<<<<

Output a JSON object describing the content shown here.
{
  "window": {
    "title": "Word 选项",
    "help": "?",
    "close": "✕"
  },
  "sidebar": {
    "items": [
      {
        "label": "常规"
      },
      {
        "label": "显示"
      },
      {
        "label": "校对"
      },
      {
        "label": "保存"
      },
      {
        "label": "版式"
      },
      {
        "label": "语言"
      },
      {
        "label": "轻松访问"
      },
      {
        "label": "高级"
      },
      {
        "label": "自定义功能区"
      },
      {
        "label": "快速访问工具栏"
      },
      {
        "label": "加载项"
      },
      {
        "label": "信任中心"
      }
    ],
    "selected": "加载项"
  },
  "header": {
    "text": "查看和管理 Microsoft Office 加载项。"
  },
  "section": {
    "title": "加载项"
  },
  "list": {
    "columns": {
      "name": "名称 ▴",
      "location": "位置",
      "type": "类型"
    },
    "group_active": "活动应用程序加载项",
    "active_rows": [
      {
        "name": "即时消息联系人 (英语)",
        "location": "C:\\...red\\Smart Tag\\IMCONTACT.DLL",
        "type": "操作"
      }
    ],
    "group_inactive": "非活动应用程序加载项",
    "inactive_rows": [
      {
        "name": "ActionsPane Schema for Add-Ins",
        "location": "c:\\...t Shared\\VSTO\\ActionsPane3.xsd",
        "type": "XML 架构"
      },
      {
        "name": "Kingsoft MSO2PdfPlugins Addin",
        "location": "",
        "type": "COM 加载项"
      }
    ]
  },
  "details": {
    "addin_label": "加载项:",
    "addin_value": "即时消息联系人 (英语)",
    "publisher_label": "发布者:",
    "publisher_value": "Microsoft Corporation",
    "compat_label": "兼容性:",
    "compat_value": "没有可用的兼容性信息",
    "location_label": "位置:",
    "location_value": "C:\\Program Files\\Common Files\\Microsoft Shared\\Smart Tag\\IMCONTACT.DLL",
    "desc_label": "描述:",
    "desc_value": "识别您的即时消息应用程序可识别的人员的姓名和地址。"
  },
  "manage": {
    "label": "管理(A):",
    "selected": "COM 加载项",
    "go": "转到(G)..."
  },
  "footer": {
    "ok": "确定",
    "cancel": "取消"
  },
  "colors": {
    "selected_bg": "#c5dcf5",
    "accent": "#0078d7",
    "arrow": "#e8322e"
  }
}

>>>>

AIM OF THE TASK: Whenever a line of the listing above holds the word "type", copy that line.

RESPONSE BELOW:
      "type": "类型"
        "type": "操作"
        "type": "XML 架构"
        "type": "COM 加载项"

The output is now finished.